But the frequent consolidations of LMEs over the past decade have made it difficult to go back and monitor changes in spending, quality of care and efficacy, regardless of which priorities are assumed.
For example, the current seven LME-MCOs have only existed in their current forms since 2013. If one wanted to look back, whether it be at Smoky Mountain Center LME-MCO, Cardinal Innovations LME-MCO or Eastpointe LME-MCO, and examine past performance, one would have to examine the records of each of the former LMEs that consolidated in order to make the current LME-MCOs.
This brings up a question of consistency, according to Jack Register.
“When we think about consistency of services, we (NAMI) always think about people’s stories first,” Register said. “But (the state’s) idea of consistency is cost. You could almost say that we’re talking in different languages.”

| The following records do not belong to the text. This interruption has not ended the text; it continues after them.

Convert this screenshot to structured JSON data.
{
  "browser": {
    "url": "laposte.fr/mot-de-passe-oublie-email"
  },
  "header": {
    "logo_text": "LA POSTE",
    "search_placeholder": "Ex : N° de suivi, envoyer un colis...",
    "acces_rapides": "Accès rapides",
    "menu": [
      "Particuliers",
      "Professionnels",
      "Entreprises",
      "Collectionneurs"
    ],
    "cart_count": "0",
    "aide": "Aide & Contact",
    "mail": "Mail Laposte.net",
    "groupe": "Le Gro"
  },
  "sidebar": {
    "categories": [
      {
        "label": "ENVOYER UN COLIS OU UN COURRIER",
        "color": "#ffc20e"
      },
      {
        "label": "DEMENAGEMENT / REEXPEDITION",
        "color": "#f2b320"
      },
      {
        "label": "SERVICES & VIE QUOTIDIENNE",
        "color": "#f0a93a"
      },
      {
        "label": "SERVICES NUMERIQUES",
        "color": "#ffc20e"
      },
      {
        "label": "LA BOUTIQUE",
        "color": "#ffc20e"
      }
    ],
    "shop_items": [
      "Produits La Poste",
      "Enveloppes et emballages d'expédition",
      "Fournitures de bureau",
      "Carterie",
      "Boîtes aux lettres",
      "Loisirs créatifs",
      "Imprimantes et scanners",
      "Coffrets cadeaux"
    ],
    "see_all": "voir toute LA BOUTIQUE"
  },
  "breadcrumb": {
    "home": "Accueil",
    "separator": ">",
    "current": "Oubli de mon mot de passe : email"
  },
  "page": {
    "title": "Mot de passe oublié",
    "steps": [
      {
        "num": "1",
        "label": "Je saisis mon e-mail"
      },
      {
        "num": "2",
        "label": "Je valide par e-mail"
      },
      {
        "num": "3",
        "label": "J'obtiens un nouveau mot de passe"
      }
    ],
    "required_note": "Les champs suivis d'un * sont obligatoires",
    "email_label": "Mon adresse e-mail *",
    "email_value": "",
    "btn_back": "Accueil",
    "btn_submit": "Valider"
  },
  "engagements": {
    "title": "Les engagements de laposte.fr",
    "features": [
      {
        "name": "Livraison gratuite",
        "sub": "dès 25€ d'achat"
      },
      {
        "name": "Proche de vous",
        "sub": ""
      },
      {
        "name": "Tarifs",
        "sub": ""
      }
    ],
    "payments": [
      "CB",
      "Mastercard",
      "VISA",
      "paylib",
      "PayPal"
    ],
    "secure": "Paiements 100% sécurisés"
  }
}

Dave Richard of DHHS said that the state has been consistent in that they are currently “following a plan that’s already been in place.”
“Secretary Rick Brajer’s commitment is to consolidate, because he believes that a larger, more sophisticated system is the answer to creating a strong system,” Richard said.
With regard to accountability, there are also questions about the level of oversight for providers. LME-MCOs are supposed to approve providers before they can begin receiving Medicaid reimbursements.
“Since mental-health reform started in the early 2000s, (Monarch provider network) has picked up 40 or 50 new (provider) companies,” Terhune said. “But only one program was doing a good job when we stepped in.”
Terhune said that she has “story after story” of the terrible conditions that some providers had when Monarch stepped in. One of the places smelled so badly of urine that her staff was forced to put all of its residents in hotels while it was cleaned.
“So,” she asked, “why are those providers allowed to be in business?”
The uncertain future
How long will LME-MCOs last in North Carolina?
Although no one knows for sure, 2023 is the year that experts like Cansler have their eyes on.
That’s because, in 2023, there’s a chance that – if certain factors are met – the state will outsource its entire Medicaid reimbursement program and have it be run by a corporation.
“It will depend on the upcoming election, and whatever happens in Washington,” Cansler said. “But it’s really all about whether we can convince (the Centers for Medicare & Medicaid Services) that we’ll have an integrated system.”
By “integrated system,” Cansler means a system that includes both behavioral and physical health care. As of now, Medicaid reimbursements for North Carolina’s physical health care still follows the national fee-for-service model. But, on June 1, Gov. McCrory sent the U.S. Centers for Medicare & Medicaid Services, or CMS, a request for waiver to integrate physical-health care with the behavioral-health care LME-MCO model. Observers told CPP they expect an initial answer from CMS next year, though that’s likely to lead to a period of negotiation between the state and federal authorities.
If approval ultimately comes through, Cansler said the state has 18 months to implement proposed changes. Those might be expected by mid-2019. The compromise legislation worked out by the state House and Senate would then trigger a four-year period for that combined system to operate.
The pace of all these anticipated shifts in the system should take the state to 2023, at which point lawmakers could put outsourcing in place.
Or whoever is running North Carolina by that time could instead put in place some yet unforeseen innovation to mental health services.